One of the trail ideas I have which may now be implemented (possibly not before September MA deadline) is to reconstruct the 213 World War 2 landscape identifying various features along the route: bomb sites, shelters, barbed wire fences, road blocks etc. This will be done by examining aerial photography from the period, English Heritage are the experts, and I will also use the bomb maps at both Sutton and Kingston archives. I also want to collect reminiscences, photographs and newspaper clippings from the period. In this trail, the bus route is a means to connect stories together across the physical landscape – so it’s less about the bus experience itself although there are some fascinating stories about bus use in the war too!
A lovely gentleman called Patrick gave me a book of war time recipes yesterday along with some of his reminiscences of life in New Malden over the years. I have copied some of the WW2 related ones below. It is amazing how life goes on, even under strained circumstances such as war.
My family moved to New Malden in August 1938. We lived in our Anderson shelter on and off for about a year in the early 1940s and sometimes saw “dog fights” in the air over London which were quite exciting. All this from our garden in Cambridge Road, where we had moved from 3 Malden Road in 1941. We had been next to the Malden Tavern at the station. The rent there was £1 a week, but during the air raids, my father thought it was wise to move further away
After a short time in the Kingston Sea Cadets learning to row a boat and climb a rope etc, I joined the “Air Training Corps” and enjoyed marching down the High Street blowing and playing the bugle or the drums. Once, when we went for two weeks summer camp in Kent, I flew in a Lancaster Bomber over bombed out Cologne, I still have the photo from my “Box Brownie” camera.
How many people remember the bombs in Malden High Street? One outside what is now McDonald’s, another outside the Railway Inn near the station (I went down in the crater looking for shrapnel), also another behind the fire station. The last four houses at the far end of Cambridge Road were flattened.
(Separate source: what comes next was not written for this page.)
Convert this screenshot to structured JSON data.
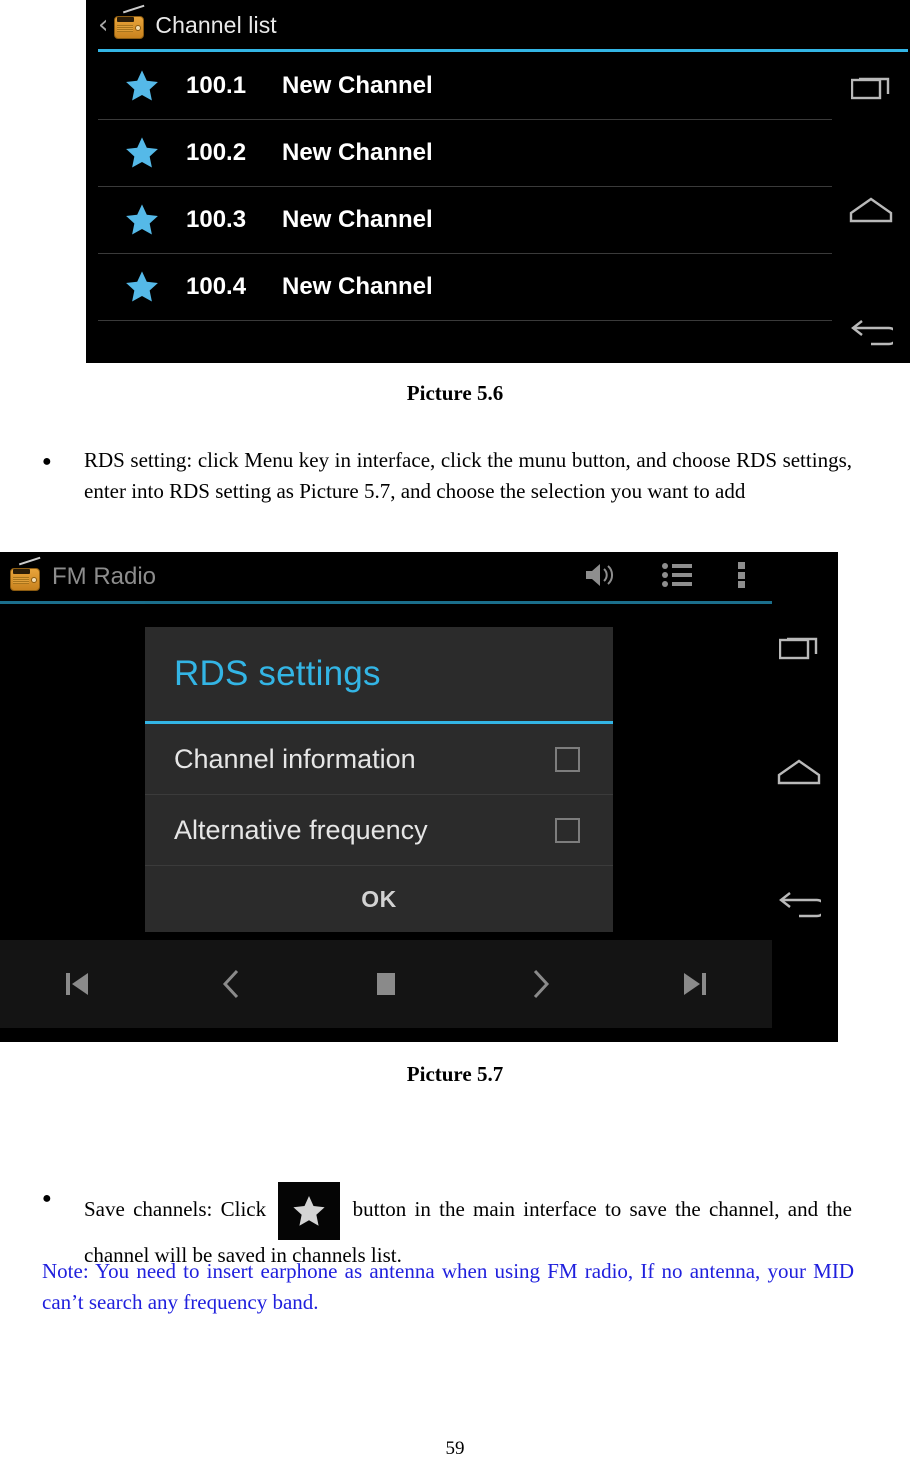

My friend lived there but survived, he was called Les and stayed with us for a time’.
Graeme Hodge, a local historian, has been researching war memorials in Kingston for a number of years now and is about to embark on another research project into New Malden war dead, and the accuracy of the war memorials, many of which are on the 213 route. Although his work focuses on World War One, memorials remind us of the suffering endured in all wars and are important features in the built landscape. The 213 route goes past prominent memorials on New Malden High Street, Worcester Park, Cheam and Sutton.